Wisely borrowing gameplay elements from the fan favorite Mortal Kombat II, Shaolin Monks shakes the curse of the first two action titles set in the series universe. Bringing with it almost necessary co-op (err, ko-op as the game of course calls it), this new addition to the line brings new life to the franchise. This is Mortal Kombat II, just with a wild new move set, and the familiar gameplay classic gaming fans have become attached to.
It's remarkable how well this game works. The mechanics should be, by today's standards, horribly outdated. In a rare case, they work better than they did originally. 3-D movement is handled gracefully, and whether you're controlling Kung Lao or Liu Kang, you'll feel like you're in familiar territory. If you've never played Mortal Kombat II, you'll feel like a professional player instantaneously.
Even more incredible is how effortlessly this works. It makes you wonder why 90% of the action games on the market don't take the same ideas and implement them for the better.

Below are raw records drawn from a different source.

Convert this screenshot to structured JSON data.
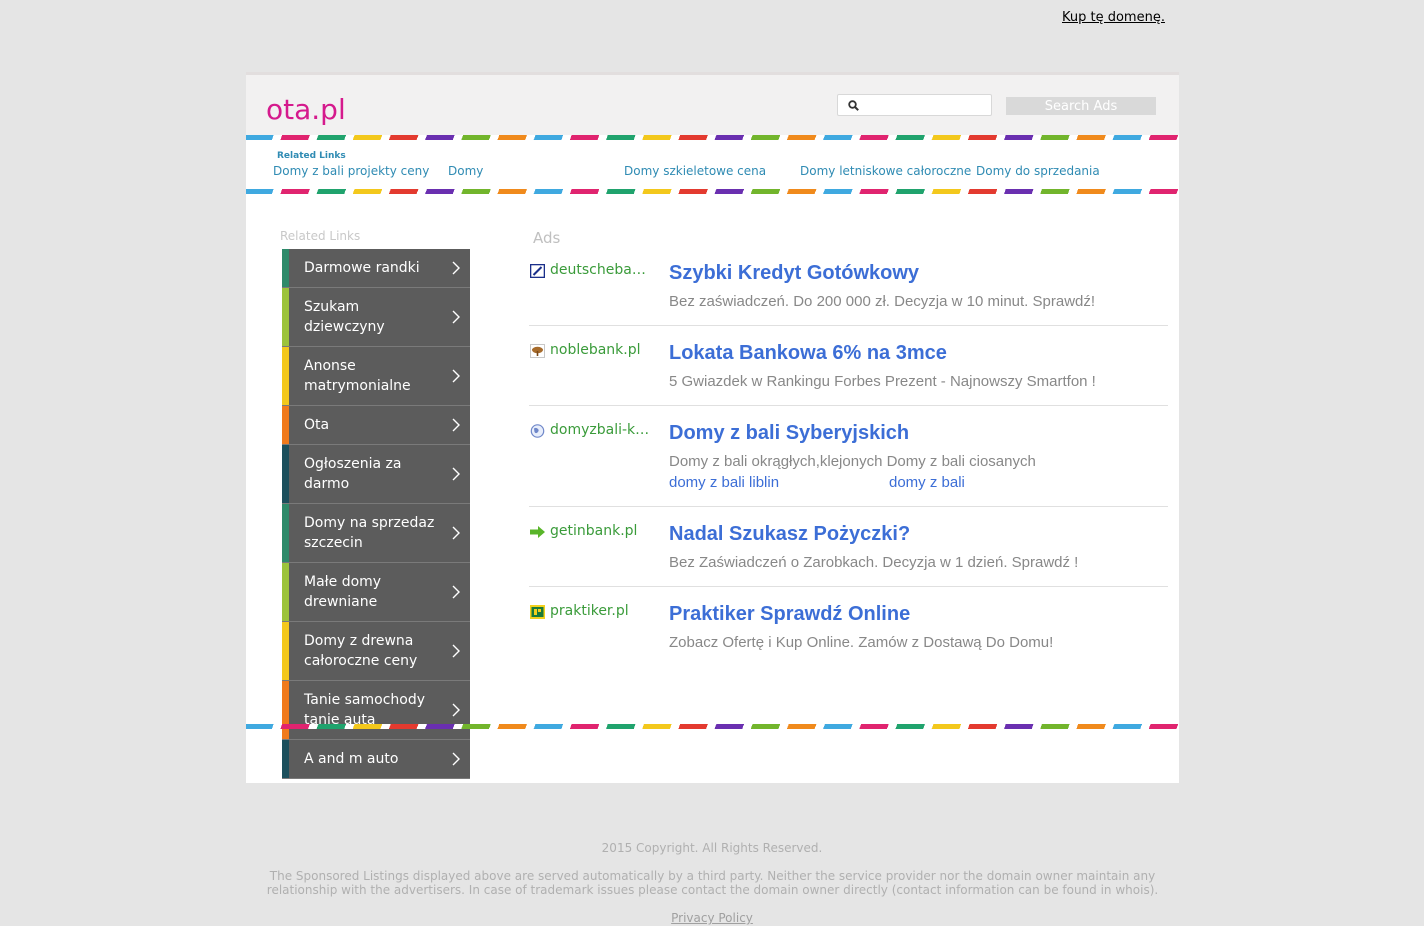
{
  "buy_domain": "Kup tę domenę.",
  "header": {
    "logo": "ota.pl",
    "search_placeholder": "",
    "search_button": "Search Ads"
  },
  "related_top": {
    "title": "Related Links",
    "links": [
      "Domy z bali projekty ceny",
      "Domy",
      "Domy szkieletowe cena",
      "Domy letniskowe całoroczne",
      "Domy do sprzedania"
    ]
  },
  "sidebar": {
    "title": "Related Links",
    "items": [
      {
        "label": "Darmowe randki",
        "color": "#2e8a6a"
      },
      {
        "label": "Szukam dziewczyny",
        "color": "#9cc33b"
      },
      {
        "label": "Anonse matrymonialne",
        "color": "#f3c81c"
      },
      {
        "label": "Ota",
        "color": "#f07a1c"
      },
      {
        "label": "Ogłoszenia za darmo",
        "color": "#1c4f5c"
      },
      {
        "label": "Domy na sprzedaz szczecin",
        "color": "#2e8a6a"
      },
      {
        "label": "Małe domy drewniane",
        "color": "#9cc33b"
      },
      {
        "label": "Domy z drewna całoroczne ceny",
        "color": "#f3c81c"
      },
      {
        "label": "Tanie samochody tanie auta",
        "color": "#f07a1c"
      },
      {
        "label": "A and m auto",
        "color": "#1c4f5c"
      }
    ]
  },
  "ads": {
    "title": "Ads",
    "items": [
      {
        "domain": "deutschebank.pl",
        "icon": "deutsche-bank-icon",
        "title": "Szybki Kredyt Gotówkowy",
        "desc": "Bez zaświadczeń. Do 200 000 zł. Decyzja w 10 minut. Sprawdź!"
      },
      {
        "domain": "noblebank.pl",
        "icon": "tree-icon",
        "title": "Lokata Bankowa 6% na 3mce",
        "desc": "5 Gwiazdek w Rankingu Forbes Prezent - Najnowszy Smartfon !"
      },
      {
        "domain": "domyzbali-krakow.pl",
        "icon": "globe-icon",
        "title": "Domy z bali Syberyjskich",
        "desc": "Domy z bali okrągłych,klejonych Domy z bali ciosanych",
        "sublinks": [
          "domy z bali liblin",
          "domy z bali"
        ]
      },
      {
        "domain": "getinbank.pl",
        "icon": "arrow-icon",
        "title": "Nadal Szukasz Pożyczki?",
        "desc": "Bez Zaświadczeń o Zarobkach. Decyzja w 1 dzień. Sprawdź !"
      },
      {
        "domain": "praktiker.pl",
        "icon": "praktiker-icon",
        "title": "Praktiker Sprawdź Online",
        "desc": "Zobacz Ofertę i Kup Online. Zamów z Dostawą Do Domu!"
      }
    ]
  },
  "footer": {
    "copyright": "2015 Copyright. All Rights Reserved.",
    "disclaimer": "The Sponsored Listings displayed above are served automatically by a third party. Neither the service provider nor the domain owner maintain any relationship with the advertisers. In case of trademark issues please contact the domain owner directly (contact information can be found in whois).",
    "privacy": "Privacy Policy"
  }
}
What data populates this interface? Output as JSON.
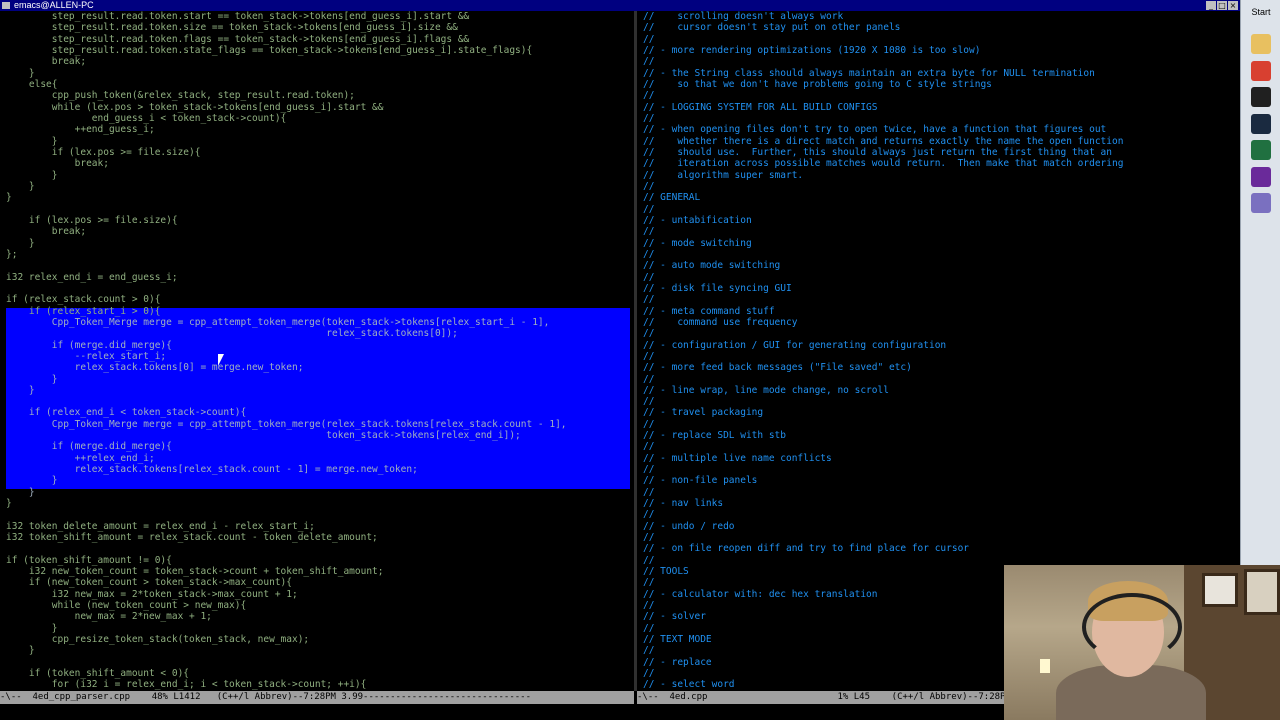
{
  "window": {
    "title": "emacs@ALLEN-PC",
    "min": "_",
    "max": "□",
    "close": "×"
  },
  "left_buffer": {
    "lines": [
      "        step_result.read.token.start == token_stack->tokens[end_guess_i].start &&",
      "        step_result.read.token.size == token_stack->tokens[end_guess_i].size &&",
      "        step_result.read.token.flags == token_stack->tokens[end_guess_i].flags &&",
      "        step_result.read.token.state_flags == token_stack->tokens[end_guess_i].state_flags){",
      "        break;",
      "    }",
      "    else{",
      "        cpp_push_token(&relex_stack, step_result.read.token);",
      "        while (lex.pos > token_stack->tokens[end_guess_i].start &&",
      "               end_guess_i < token_stack->count){",
      "            ++end_guess_i;",
      "        }",
      "        if (lex.pos >= file.size){",
      "            break;",
      "        }",
      "    }",
      "}",
      "",
      "    if (lex.pos >= file.size){",
      "        break;",
      "    }",
      "};",
      "",
      "i32 relex_end_i = end_guess_i;",
      "",
      "if (relex_stack.count > 0){",
      "    if (relex_start_i > 0){",
      "        Cpp_Token_Merge merge = cpp_attempt_token_merge(token_stack->tokens[relex_start_i - 1],",
      "                                                        relex_stack.tokens[0]);",
      "        if (merge.did_merge){",
      "            --relex_start_i;",
      "            relex_stack.tokens[0] = merge.new_token;",
      "        }",
      "    }",
      "",
      "    if (relex_end_i < token_stack->count){",
      "        Cpp_Token_Merge merge = cpp_attempt_token_merge(relex_stack.tokens[relex_stack.count - 1],",
      "                                                        token_stack->tokens[relex_end_i]);",
      "        if (merge.did_merge){",
      "            ++relex_end_i;",
      "            relex_stack.tokens[relex_stack.count - 1] = merge.new_token;",
      "        }",
      "    }",
      "}",
      "",
      "i32 token_delete_amount = relex_end_i - relex_start_i;",
      "i32 token_shift_amount = relex_stack.count - token_delete_amount;",
      "",
      "if (token_shift_amount != 0){",
      "    i32 new_token_count = token_stack->count + token_shift_amount;",
      "    if (new_token_count > token_stack->max_count){",
      "        i32 new_max = 2*token_stack->max_count + 1;",
      "        while (new_token_count > new_max){",
      "            new_max = 2*new_max + 1;",
      "        }",
      "        cpp_resize_token_stack(token_stack, new_max);",
      "    }",
      "",
      "    if (token_shift_amount < 0){",
      "        for (i32 i = relex_end_i; i < token_stack->count; ++i){"
    ]
  },
  "right_buffer": {
    "lines": [
      "//    scrolling doesn't always work",
      "//    cursor doesn't stay put on other panels",
      "//",
      "// - more rendering optimizations (1920 X 1080 is too slow)",
      "//",
      "// - the String class should always maintain an extra byte for NULL termination",
      "//    so that we don't have problems going to C style strings",
      "//",
      "// - LOGGING SYSTEM FOR ALL BUILD CONFIGS",
      "//",
      "// - when opening files don't try to open twice, have a function that figures out",
      "//    whether there is a direct match and returns exactly the name the open function",
      "//    should use.  Further, this should always just return the first thing that an",
      "//    iteration across possible matches would return.  Then make that match ordering",
      "//    algorithm super smart.",
      "//",
      "// GENERAL",
      "//",
      "// - untabification",
      "//",
      "// - mode switching",
      "//",
      "// - auto mode switching",
      "//",
      "// - disk file syncing GUI",
      "//",
      "// - meta command stuff",
      "//    command use frequency",
      "//",
      "// - configuration / GUI for generating configuration",
      "//",
      "// - more feed back messages (\"File saved\" etc)",
      "//",
      "// - line wrap, line mode change, no scroll",
      "//",
      "// - travel packaging",
      "//",
      "// - replace SDL with stb",
      "//",
      "// - multiple live name conflicts",
      "//",
      "// - non-file panels",
      "//",
      "// - nav links",
      "//",
      "// - undo / redo",
      "//",
      "// - on file reopen diff and try to find place for cursor",
      "//",
      "// TOOLS",
      "//",
      "// - calculator with: dec hex translation",
      "//",
      "// - solver",
      "//",
      "// TEXT MODE",
      "//",
      "// - replace",
      "//",
      "// - select word"
    ]
  },
  "modelines": {
    "left": "-\\--  4ed_cpp_parser.cpp    48% L1412   (C++/l Abbrev)--7:28PM 3.99-------------------------------",
    "right": "-\\--  4ed.cpp                        1% L45    (C++/l Abbrev)--7:28PM 3.99---------------"
  },
  "taskbar": {
    "start_label": "Start",
    "apps": [
      {
        "name": "folder-app",
        "color": "#e8c060"
      },
      {
        "name": "chrome-app",
        "color": "#d84030"
      },
      {
        "name": "terminal-app",
        "color": "#202020"
      },
      {
        "name": "steam-app",
        "color": "#1a2a40"
      },
      {
        "name": "excel-app",
        "color": "#207040"
      },
      {
        "name": "visual-studio-app",
        "color": "#6a2a9a"
      },
      {
        "name": "emacs-app",
        "color": "#7a70c0"
      }
    ]
  }
}
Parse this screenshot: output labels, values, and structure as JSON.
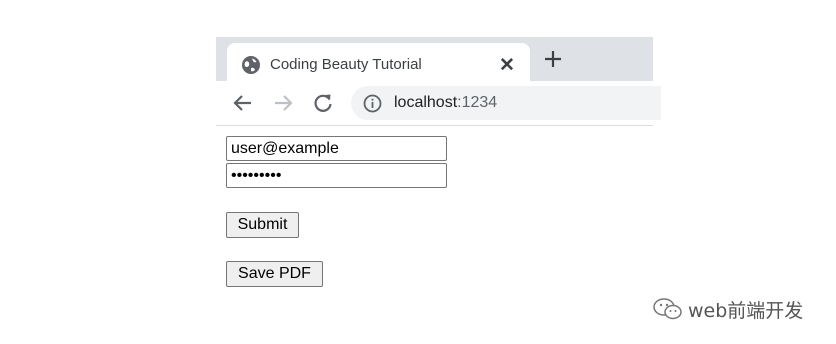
{
  "browser": {
    "tab": {
      "title": "Coding Beauty Tutorial",
      "favicon": "globe-icon",
      "close_symbol": "✕"
    },
    "new_tab_icon": "plus-icon",
    "toolbar": {
      "back_icon": "arrow-left-icon",
      "forward_icon": "arrow-right-icon",
      "reload_icon": "reload-icon",
      "info_icon": "info-icon",
      "url_host": "localhost",
      "url_port": ":1234"
    }
  },
  "form": {
    "email_value": "user@example",
    "password_value": "•••••••••",
    "submit_label": "Submit",
    "save_pdf_label": "Save PDF"
  },
  "watermark": {
    "text": "web前端开发"
  },
  "colors": {
    "tabstrip": "#dee1e6",
    "omnibox": "#f1f3f4",
    "button_bg": "#efefef",
    "border": "#767676"
  }
}
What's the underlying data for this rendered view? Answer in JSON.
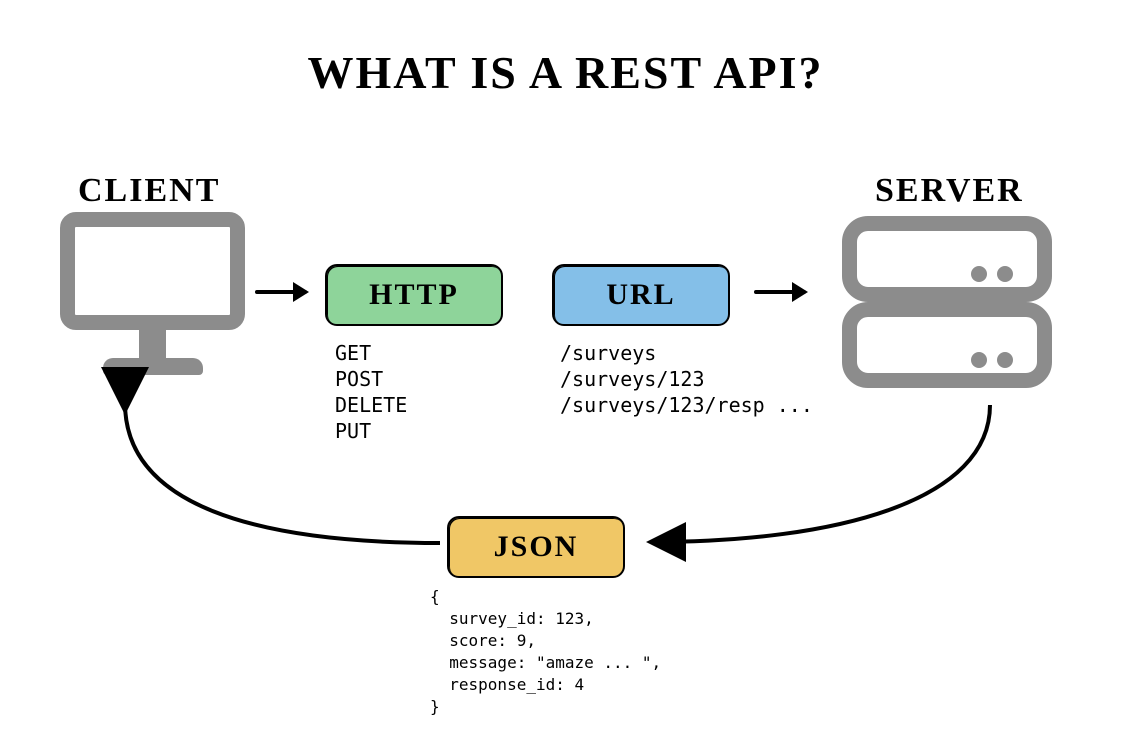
{
  "title": "WHAT IS A REST API?",
  "client": {
    "label": "CLIENT"
  },
  "server": {
    "label": "SERVER"
  },
  "http": {
    "label": "HTTP",
    "methods": [
      "GET",
      "POST",
      "DELETE",
      "PUT"
    ]
  },
  "url": {
    "label": "URL",
    "paths": [
      "/surveys",
      "/surveys/123",
      "/surveys/123/resp ..."
    ]
  },
  "json": {
    "label": "JSON",
    "body_lines": [
      "{",
      "  survey_id: 123,",
      "  score: 9,",
      "  message: \"amaze ... \",",
      "  response_id: 4",
      "}"
    ]
  },
  "colors": {
    "http_fill": "#8ed49a",
    "url_fill": "#84bfe8",
    "json_fill": "#f0c766",
    "icon_grey": "#8c8c8c"
  }
}
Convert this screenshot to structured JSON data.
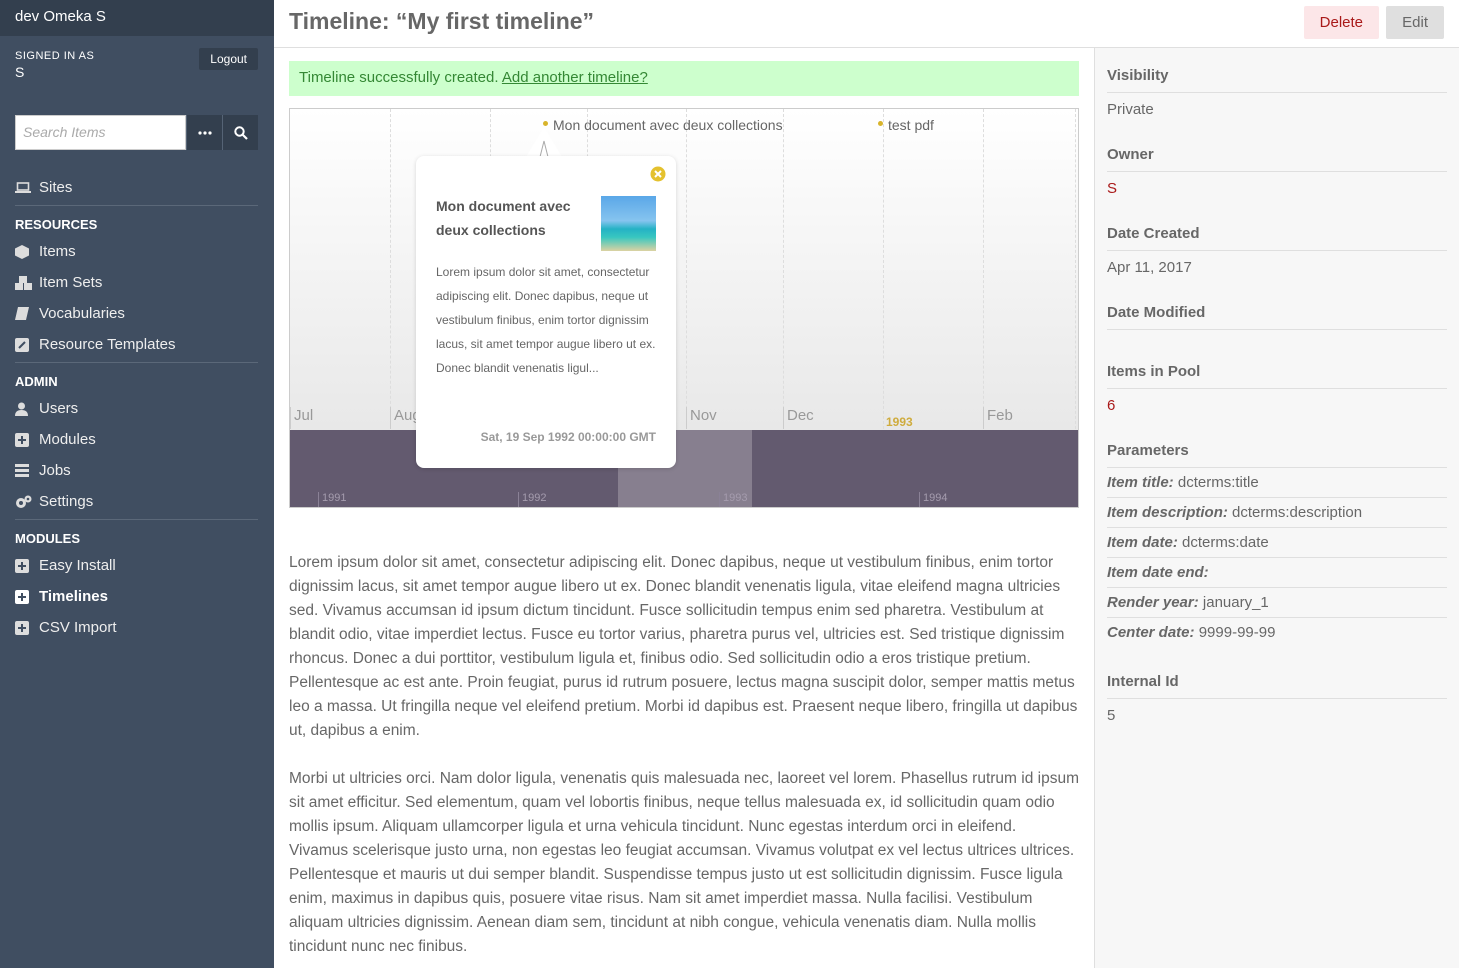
{
  "brand": "dev Omeka S",
  "user": {
    "signed_in_label": "Signed in as",
    "name": "S",
    "logout_label": "Logout"
  },
  "search": {
    "placeholder": "Search Items"
  },
  "nav": {
    "sites": "Sites",
    "resources_header": "Resources",
    "items": "Items",
    "item_sets": "Item Sets",
    "vocabularies": "Vocabularies",
    "resource_templates": "Resource Templates",
    "admin_header": "Admin",
    "users": "Users",
    "modules": "Modules",
    "jobs": "Jobs",
    "settings": "Settings",
    "modules_header": "Modules",
    "easy_install": "Easy Install",
    "timelines": "Timelines",
    "csv_import": "CSV Import"
  },
  "header": {
    "title": "Timeline: “My first timeline”",
    "delete_label": "Delete",
    "edit_label": "Edit"
  },
  "flash": {
    "message": "Timeline successfully created.",
    "link": "Add another timeline?"
  },
  "timeline": {
    "months": [
      "Jul",
      "Aug",
      "Nov",
      "Dec",
      "Feb"
    ],
    "year_marker": "1993",
    "events": [
      "Mon document avec deux collections",
      "test pdf"
    ],
    "years": [
      "1991",
      "1992",
      "1993",
      "1994"
    ],
    "bubble": {
      "title": "Mon document avec deux collections",
      "description": "Lorem ipsum dolor sit amet, consectetur adipiscing elit. Donec dapibus, neque ut vestibulum finibus, enim tortor dignissim lacus, sit amet tempor augue libero ut ex. Donec blandit venenatis ligul...",
      "date": "Sat, 19 Sep 1992 00:00:00 GMT"
    }
  },
  "body": {
    "p1": "Lorem ipsum dolor sit amet, consectetur adipiscing elit. Donec dapibus, neque ut vestibulum finibus, enim tortor dignissim lacus, sit amet tempor augue libero ut ex. Donec blandit venenatis ligula, vitae eleifend magna ultricies sed. Vivamus accumsan id ipsum dictum tincidunt. Fusce sollicitudin tempus enim sed pharetra. Vestibulum at blandit odio, vitae imperdiet lectus. Fusce eu tortor varius, pharetra purus vel, ultricies est. Sed tristique dignissim rhoncus. Donec a dui porttitor, vestibulum ligula et, finibus odio. Sed sollicitudin odio a eros tristique pretium. Pellentesque ac est ante. Proin feugiat, purus id rutrum posuere, lectus magna suscipit dolor, semper mattis metus leo a massa. Ut fringilla neque vel eleifend pretium. Morbi id dapibus est. Praesent neque libero, fringilla ut dapibus ut, dapibus a enim.",
    "p2": "Morbi ut ultricies orci. Nam dolor ligula, venenatis quis malesuada nec, laoreet vel lorem. Phasellus rutrum id ipsum sit amet efficitur. Sed elementum, quam vel lobortis finibus, neque tellus malesuada ex, id sollicitudin quam odio mollis ipsum. Aliquam ullamcorper ligula et urna vehicula tincidunt. Nunc egestas interdum orci in eleifend. Vivamus scelerisque justo urna, non egestas leo feugiat accumsan. Vivamus volutpat ex vel lectus ultrices ultrices. Pellentesque et mauris ut dui semper blandit. Suspendisse tempus justo ut est sollicitudin dignissim. Fusce ligula enim, maximus in dapibus quis, posuere vitae risus. Nam sit amet imperdiet massa. Nulla facilisi. Vestibulum aliquam ultricies dignissim. Aenean diam sem, tincidunt at nibh congue, vehicula venenatis diam. Nulla mollis tincidunt nunc nec finibus."
  },
  "panel": {
    "visibility_label": "Visibility",
    "visibility_value": "Private",
    "owner_label": "Owner",
    "owner_value": "S",
    "created_label": "Date Created",
    "created_value": "Apr 11, 2017",
    "modified_label": "Date Modified",
    "items_label": "Items in Pool",
    "items_value": "6",
    "params_label": "Parameters",
    "params": [
      {
        "key": "Item title:",
        "value": "dcterms:title"
      },
      {
        "key": "Item description:",
        "value": "dcterms:description"
      },
      {
        "key": "Item date:",
        "value": "dcterms:date"
      },
      {
        "key": "Item date end:",
        "value": ""
      },
      {
        "key": "Render year:",
        "value": "january_1"
      },
      {
        "key": "Center date:",
        "value": "9999-99-99"
      }
    ],
    "internal_label": "Internal Id",
    "internal_value": "5"
  },
  "colors": {
    "sidebar": "#404e61",
    "sidebar_dark": "#333f4e",
    "accent_red": "#a91919",
    "flash_bg": "#cdffcd",
    "event_gold": "#d8b42b"
  }
}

Most camera issues that are annoyingly prevalent in 3-D action titles are gone (for the most part) from Shaolin Monks, setting the camera up practically stationary to the side, much like any other classic beat-em-up. When things move from this basic perspective, things do go wrong, yet briefly and without much frustration.
Platform jumping feels automatic, and it's the best thing to happen to jumping in a 3-D platform game since Mario 64 created it. It's easy to control, with platforms spaced just right so you don't go too far or too short. It's forgiving, and it's a critical adjustment that couldn't be more appreciated. The speed and physics are carbon copies of the one-on-one fighting game that inspired this.
All of this revolves around "Kombat" of course, and that's why you're here. Even if the stages were not flawless recreations of those in Mortal Kombat II (and they are), you would still know this is based on it. Uppercuts, jump kicks, juggles, and special moves come through with amazing accuracy, all with that classic brutal force the game became famous for. The combo system is deep, involving, and everything has a secondary move, from something as basic as a throw to complicated multi-press combos.
Repetition is a sore spot nearly completely avoided here, the experience system keeping things fresh. Found fatalities become the series best, occasionally borrowed from Mortal Kombat II, and sometimes parodying them (Kung Lao's "Friendship" has now become one of the best kills in the history of video of video game violence). Gore is wonderfully over-the-top and disgustingly funny.
It's with those fatalities that things become to come loose. For a game so focused on multi-player gameplay (the numerous dual special moves prove that), the game stops cold when one is pulled off. If your partner is in the midst of a record setting combo, this will break it, causing him or her to lose valuable experience. Platform jumping becomes a test in cooperation, and even though it's a lenient system when the other person misses a leap, it still leads to some frustrating moments, especially since both players share a life bar.
While these fatalities will never stop being entertaining, running through the same sections of the game multiple times will. This title offers little information as to where you need to be to complete a current objective, and with multiple paths to take, it becomes a confusing mess, with lots of running into nowhere as you look for the right spot. The slowly unlockable one-on-one fighting mode is a cheap Power Stone knock-off (and it's hardly worth searching in the stages to find extras for it), and there are no Xbox Live features, which would've suited the game.
Those few hiccups barely dig in to kill the enjoyment. From the spectacular, unnerving, and brutal animated intro, to the combo system, to the flawless adaptation of a classic in 3-D, Shaolin Monks is an unexpected surprise. This is one for the long times fans who had, up until this point, never been able to experience the high point of the series in a new way. That's what Shaolin Monks does, and does with the flavor and style the franchise depends on.